Beads are an integral part of the African history and culture.They were used as a status symbol,adornment and gift.
These attractive beads are made of plastic and glass that the Maasai obtained from other communities through trade. Before that the Maasai used wood,iron, seeds and shells as materials to make their traditional ornaments. Making jewelry is done specifically by women and it’s considered their duty to learn bead work. In the pastoral communities beaded necklaces were used to indicate the status of one in society.A young unmarried Samburu lady would wear a series of beaded necklaces, which have been given to her as gifts.These beaded necklaces would make her desirable thus securing a marriage proposal. Amongst the Kikuyu a circumcised man would wear a beaded belt known as Kenyatta until he became an elder.In South Africa the Zulu used specific color of the beads to convey a message to their suitor.
They are a major feature during many traditional festivals during which devotees and participants decorate their bodies with beads of different shapes, colours and sizes. Glass Beads were also one of the products traded, in exchange for humans between Europeans and West Africans in the Trans Atlantic Slave Trade era. Later beads signified royalty and distinguished a royal father from his subjects, chieftain title holders and other monarchs always wore beads.Glass beads in Africa are mostly made by the Bida of Nigeria, Krobo of Ghana and Baoule of Cote d’Ivoire.
Cowrie shells are valued for their durability and aesthetics.They were once used as burial offerings and symbolize fertility.
It is believed that cowrie shells were the first currency used by mankind.

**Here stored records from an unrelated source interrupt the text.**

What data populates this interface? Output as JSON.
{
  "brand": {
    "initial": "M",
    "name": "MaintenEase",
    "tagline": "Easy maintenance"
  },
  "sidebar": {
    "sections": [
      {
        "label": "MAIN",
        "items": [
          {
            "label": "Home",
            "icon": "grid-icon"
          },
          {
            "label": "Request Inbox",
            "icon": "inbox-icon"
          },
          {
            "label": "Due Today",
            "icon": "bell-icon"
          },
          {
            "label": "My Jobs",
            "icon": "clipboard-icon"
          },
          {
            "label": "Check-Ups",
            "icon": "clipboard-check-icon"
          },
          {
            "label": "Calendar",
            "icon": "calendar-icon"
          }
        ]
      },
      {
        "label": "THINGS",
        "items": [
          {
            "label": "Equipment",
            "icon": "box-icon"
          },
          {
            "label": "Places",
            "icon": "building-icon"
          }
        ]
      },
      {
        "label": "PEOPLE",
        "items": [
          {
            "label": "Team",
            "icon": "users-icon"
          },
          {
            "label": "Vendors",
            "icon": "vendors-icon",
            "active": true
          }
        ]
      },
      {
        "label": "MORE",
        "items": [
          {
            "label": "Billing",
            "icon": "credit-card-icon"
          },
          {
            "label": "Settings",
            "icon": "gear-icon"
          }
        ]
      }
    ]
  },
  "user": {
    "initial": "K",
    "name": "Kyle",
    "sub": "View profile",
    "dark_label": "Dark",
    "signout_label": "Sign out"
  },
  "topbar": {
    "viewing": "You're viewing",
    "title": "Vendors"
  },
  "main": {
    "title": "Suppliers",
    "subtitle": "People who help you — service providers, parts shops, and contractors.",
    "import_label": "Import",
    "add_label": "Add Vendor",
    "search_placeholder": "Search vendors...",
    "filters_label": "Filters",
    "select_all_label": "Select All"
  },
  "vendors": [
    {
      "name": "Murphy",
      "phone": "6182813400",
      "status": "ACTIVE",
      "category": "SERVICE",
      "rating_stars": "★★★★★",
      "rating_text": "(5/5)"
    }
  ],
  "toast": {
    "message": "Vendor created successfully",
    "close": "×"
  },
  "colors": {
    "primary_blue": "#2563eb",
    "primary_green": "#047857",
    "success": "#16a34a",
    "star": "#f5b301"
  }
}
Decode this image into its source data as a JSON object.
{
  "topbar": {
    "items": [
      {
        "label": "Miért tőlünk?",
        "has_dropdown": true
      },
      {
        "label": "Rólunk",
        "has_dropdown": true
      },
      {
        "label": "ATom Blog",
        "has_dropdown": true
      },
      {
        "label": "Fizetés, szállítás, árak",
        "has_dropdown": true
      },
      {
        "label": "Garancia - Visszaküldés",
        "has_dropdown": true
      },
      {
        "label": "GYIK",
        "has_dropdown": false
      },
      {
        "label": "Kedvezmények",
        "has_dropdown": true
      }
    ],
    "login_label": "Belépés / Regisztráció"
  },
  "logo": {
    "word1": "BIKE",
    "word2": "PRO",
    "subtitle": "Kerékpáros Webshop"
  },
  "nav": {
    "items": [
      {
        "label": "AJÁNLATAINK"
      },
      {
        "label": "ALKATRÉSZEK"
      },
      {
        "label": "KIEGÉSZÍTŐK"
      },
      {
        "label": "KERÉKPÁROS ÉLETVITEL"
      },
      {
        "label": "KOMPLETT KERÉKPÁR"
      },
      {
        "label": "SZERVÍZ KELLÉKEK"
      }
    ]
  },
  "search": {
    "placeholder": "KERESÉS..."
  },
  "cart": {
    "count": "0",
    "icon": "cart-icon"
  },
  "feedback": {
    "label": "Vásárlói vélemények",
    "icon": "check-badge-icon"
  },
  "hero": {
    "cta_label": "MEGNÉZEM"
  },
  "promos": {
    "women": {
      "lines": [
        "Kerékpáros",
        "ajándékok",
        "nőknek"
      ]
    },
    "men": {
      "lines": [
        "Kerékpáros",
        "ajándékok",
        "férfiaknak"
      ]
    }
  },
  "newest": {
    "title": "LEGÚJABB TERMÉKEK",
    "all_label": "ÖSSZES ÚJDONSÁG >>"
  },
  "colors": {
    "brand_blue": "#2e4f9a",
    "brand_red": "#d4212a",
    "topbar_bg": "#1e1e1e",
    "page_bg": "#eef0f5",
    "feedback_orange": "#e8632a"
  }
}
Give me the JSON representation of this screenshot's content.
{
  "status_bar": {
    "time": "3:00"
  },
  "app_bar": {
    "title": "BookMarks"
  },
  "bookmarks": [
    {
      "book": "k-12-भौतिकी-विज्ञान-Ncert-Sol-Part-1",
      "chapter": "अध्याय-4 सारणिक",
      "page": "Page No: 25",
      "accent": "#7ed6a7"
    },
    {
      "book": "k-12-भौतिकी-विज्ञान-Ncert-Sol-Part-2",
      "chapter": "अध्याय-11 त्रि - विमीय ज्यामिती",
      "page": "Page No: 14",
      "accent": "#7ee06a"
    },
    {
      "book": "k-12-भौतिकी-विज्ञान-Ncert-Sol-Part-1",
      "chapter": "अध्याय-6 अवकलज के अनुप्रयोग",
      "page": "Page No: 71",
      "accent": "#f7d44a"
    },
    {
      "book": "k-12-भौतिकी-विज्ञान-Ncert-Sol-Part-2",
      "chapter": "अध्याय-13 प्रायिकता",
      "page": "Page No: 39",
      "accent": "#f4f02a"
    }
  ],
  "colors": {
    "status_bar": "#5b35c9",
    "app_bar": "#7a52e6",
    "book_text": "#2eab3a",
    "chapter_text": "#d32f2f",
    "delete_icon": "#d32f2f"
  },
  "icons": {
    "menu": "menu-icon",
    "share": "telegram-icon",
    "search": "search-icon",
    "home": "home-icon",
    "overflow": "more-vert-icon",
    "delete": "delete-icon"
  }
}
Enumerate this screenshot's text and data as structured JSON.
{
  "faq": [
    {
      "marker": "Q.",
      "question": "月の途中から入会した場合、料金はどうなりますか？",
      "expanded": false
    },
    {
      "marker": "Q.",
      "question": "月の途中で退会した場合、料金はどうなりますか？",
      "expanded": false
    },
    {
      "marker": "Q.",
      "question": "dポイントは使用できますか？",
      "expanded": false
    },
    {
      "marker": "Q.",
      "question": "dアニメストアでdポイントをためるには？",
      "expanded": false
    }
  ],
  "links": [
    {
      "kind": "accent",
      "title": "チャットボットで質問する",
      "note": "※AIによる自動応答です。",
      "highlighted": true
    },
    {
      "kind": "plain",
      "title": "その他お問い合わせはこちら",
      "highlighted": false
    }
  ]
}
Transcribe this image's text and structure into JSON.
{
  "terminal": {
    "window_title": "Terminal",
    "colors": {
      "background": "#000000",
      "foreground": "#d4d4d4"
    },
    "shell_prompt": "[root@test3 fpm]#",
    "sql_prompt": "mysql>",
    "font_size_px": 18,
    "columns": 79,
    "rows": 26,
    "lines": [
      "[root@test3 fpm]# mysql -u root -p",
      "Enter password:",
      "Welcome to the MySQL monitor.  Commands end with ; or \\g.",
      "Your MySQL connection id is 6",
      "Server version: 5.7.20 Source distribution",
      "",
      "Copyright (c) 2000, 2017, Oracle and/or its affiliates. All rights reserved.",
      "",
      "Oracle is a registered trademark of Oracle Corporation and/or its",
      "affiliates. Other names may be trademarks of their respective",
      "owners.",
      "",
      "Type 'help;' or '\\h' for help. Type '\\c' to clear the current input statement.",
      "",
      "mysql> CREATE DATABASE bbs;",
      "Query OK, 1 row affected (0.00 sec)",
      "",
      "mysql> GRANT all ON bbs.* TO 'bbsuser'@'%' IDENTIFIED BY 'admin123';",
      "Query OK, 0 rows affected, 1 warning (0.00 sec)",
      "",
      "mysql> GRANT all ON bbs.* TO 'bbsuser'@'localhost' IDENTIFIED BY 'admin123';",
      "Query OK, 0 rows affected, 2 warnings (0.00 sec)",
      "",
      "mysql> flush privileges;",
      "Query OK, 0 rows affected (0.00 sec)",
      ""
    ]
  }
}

In Ancient Africa they represented wealth and were traded for food,goods and services. They were mostly sourced from India.Nowadays they are used in ornaments and numerous decorations.
With summer around the corner, here are some African accessories from Lukagwa that are a must try.
African Drop Earrings
In numerous colors, lengths and designs, Afrocentric drop earrings are a must have. Pull your hair back to reveal it’s full glamour.
African Statement rings
Made to suit multiple occasions, these statement rings are perfect for one who doesn’t wear a lot of jewelry but loves to make a statement.
Simple African Beaded Bracelet
These colorful bracelets make a perfect gift for all ages. You could layer more than one for a more unique look.
African Elegant Necklace
Perfect for weddings, the Ndoa necklace is made to look stunning on the bride while being comfortable.
Cowrie Shell layered Necklace
This piece of timeless jewelry can be worn on special occasions or as a statement piece. This cowrie shell necklace is strung together with smaller antique glass beads and holed coins from old East Africa. It is definitely a collectors item.
Drop by store to view the vast collection-www.etsy.com/shop/lukagwa
Lukagwa pieces can be worn formally or informally.Our jewelry stands out because of its cultural aura and brightly colored beads.
Post a photo of you wearing one of pieces and tag us.You stand a chance to win a free accessory from Lukagwa.
Find us at http://www.etsy.com/shop/lukagwa
Making Cuff links has been a creative journey.Each attempt brings forth a new idea.We are making custom made cuff links that ooze of ones personality and style.Do you have an idea of the type of Cuff links you would like?
Share your ideas with us on firstname.lastname@example.org.Give us the opportunity to help u realize your creativity.
Every four days in a month we have a pop up store at the famous Shopping mall called Village Market. It is a very intriguing experience; I get the opportunity to meet people from all walks of Life. Village market is popular amongst the Expat community, Tourists and local Kenyans.
Lukagwa does its set up every last and First Tuesday plus Wednesday of the month at the Food court. I like to showcase a tasty variety of magnificent handmade Afrocentric jewelry.
On one of those random Wednesdays evening a tall elegantly dressed lady approached my store. I noticed that she has fine taste in handmade jewelry. Her style of putting on jewelry was not only exciting but also eccentric. Her first choice was a vivid Emerald green Statement necklace, beaded with Maasai beads. She gracefully put on the chunky African necklace around her waist to act as a belt, it was an electrifying look.
In the same stride she completely caught me off guard and picked a delicate Moulin rouge Afrocentric necklace.Once the Afrocentric necklace was on her neck she stated the beads look like Candy. To my utter surprise when she put on the Asra beaded Red necklace it added sheer glamor to her outfit. We had found a perfect fit.
Maya Harper flaunting her Elegant Afrocentric Lukagwa necklace in a meeting with the First Lady.
To spoil yourself with one of our pieces of jewelry log onto http://www.etsy.com/shop/lukagwa.